Data Collection Application

Language Science Research Lab

  Dr. Laura Wagner and other researchers make use of Columbus' Center of Science and Industry (COSI) every day to gather data from a large pool of subjects. The only limiting factors for the researchers is the need to personally talk to people and the attention span of 4-7 year old children. In a perfect world we could get all 4-7 year old children to engage in the experiment, but that's just not feasible. What is feasible on the other hand, is making the process of collecting data faster. I have been working to develop an iPad application using the Swift programming language to collect data in the middle of COSI, without needing to take parents and children from the experience. In fact, Dr. Laura Wagner and I hope to get the iPad a standalone exhibit so anyone walking by can take part in an experiment— even without a researcher begging!

  While a simple data collection application would suffice, I am hoping to make this application accessible and entirely customizable to and for researchers outside of the Language Science Research Center, outside of the Buckeye Language Network, and hopefully even outside of The Ohio State University. To do so I have been making the experimental information (introductory questions, consent information, experimental design, independent and dependent variable measures, and the data collected) entirely customizable and accessible through a Google Sheet. From this, I had to learn Google's Swift API, which proved to be rather difficult as I was also only just beginning to learn swift. However, I did not let that stop me. This will allow researchers to collaborate on a single experiment without needing to share and constantly update shared files, and more importantly makes the application being run accessible to anyone with a Google Sheet file! The ultimate goal, however, is to only use Google Sheets as a back-end platform for data storage, and to have a desktop application logged into your Google account which can modify and access the experiment.

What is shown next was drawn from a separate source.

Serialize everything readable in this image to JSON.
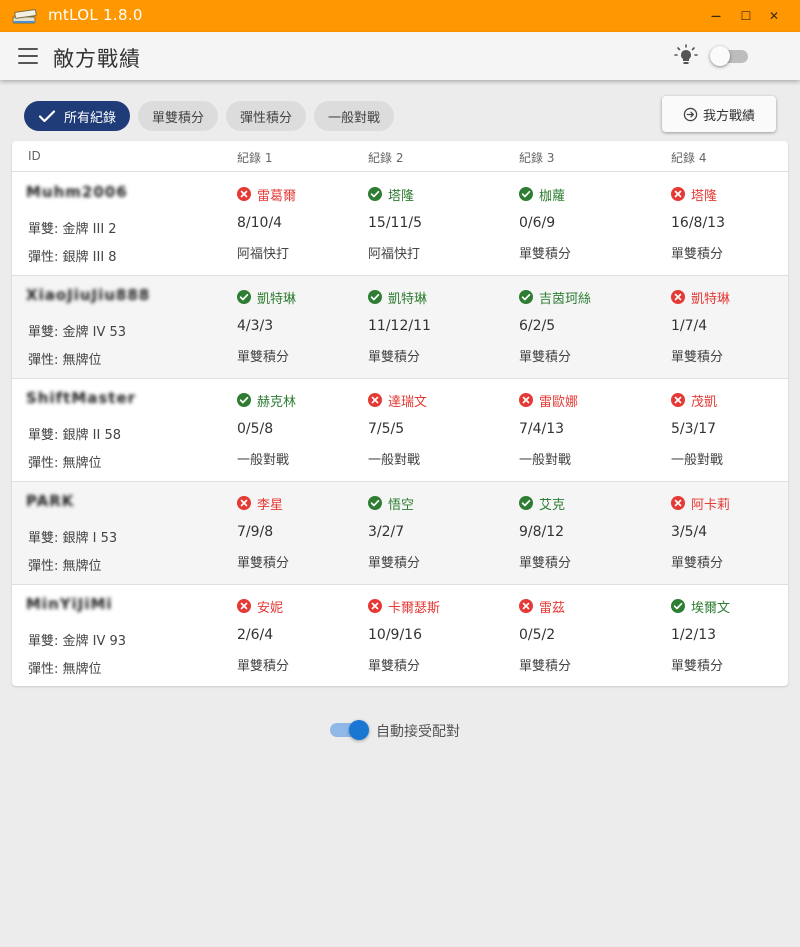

  Currently, we are a long way from creating a tool connecting COSI to an international network of researchers. However, we are beginning to implement the application into the data collection process at COSI. This November, we will be performing a pilot study done entirely with the application. After that, we will begin to test it's ability for modification for a follow-up experiment. Finally, once we have been able to successfully make use of the entire application, we hope to push it out to other researchers within the Buckeye Language Network.

Training in Informal Science Outreach

Dr. Leslie Moore at COSI

  In order to do research at the Language Science Research Center at COSI, all participating undergraduate and graduate students are required to take the "COSI Course," or more formally known as, "Informal Science Outreach (LING/PSYCH/EDUTL 5700)." Throughout the duration of the course we learned basics of language science and how to teach this to people with varying degrees of linguistic knowledge. We were asked to regularly volunteer at COSI to either perform language science demostrations or help recruit participants for the various studies going on at the lab. I gained ample experience interacting with children and engaging them with Language, as well as recruiting participants for experiments. By the end of the course, I felt a lot stronger in my teaching ability, and began doing the demonstrations I enjoyed most for my friends, family, and, unregrettably, even strangers outside of COSI!

  Of all the demonstrations we did at COSI ranging from the Stroop test, Singing Fingers, Spectrogram Names, Ear Models, Brain Models, I think my favorites were the Brain Model and Sign Language. For the Brain Model, I would show a model Brain, such as this:

I would then go to explain how different areas of the brain serve different purposes. For example, the back of the brain, called the "occipital lobe", does eyesight, and that wiggle in the middle between the frontal and parietal cortex is the "sensorimotor cortex" and it controls your movement and feelings on your body! I would then ask the participants what would happen if these parts of the brain were to be damaged, and help coerce them to the right answers. If the occiptal lobe were to be damage, something would certainly happen to your eyesight. Some inquisitive kids (and adults!) would even get me to talk about different types of blindness! Once I felt they had a firm understanding of Neuroscience 101, I started adding a little bit of Language to it! The blue and orange areas marked in the image above represent Broca's area and Wernickes area respectively. Broca's area helps us piece together individual bits of sound that we make, and is even positioned closely to the sensorimotor cortex's mouth area! Wernicke's area, on the other hand, helps us to process the meaning of the sentence. After explaining this, I would then ask what would happen if these areas were to be damaged. Whether they got the answer right or wrong, I took the opportunity to show them videos of cases in which these areas were damage, i.e., patients with Broca's or Werenicke's aphasia. Often, you can watch the amazement and pride spread across the visitor's as they investigated a problem on their own, and discovered something entirely new. This demonstration led many people to think I was a neurosurgeon, but more importantly, it never ceased to fascinate every guest to learn more about the little machine in their head.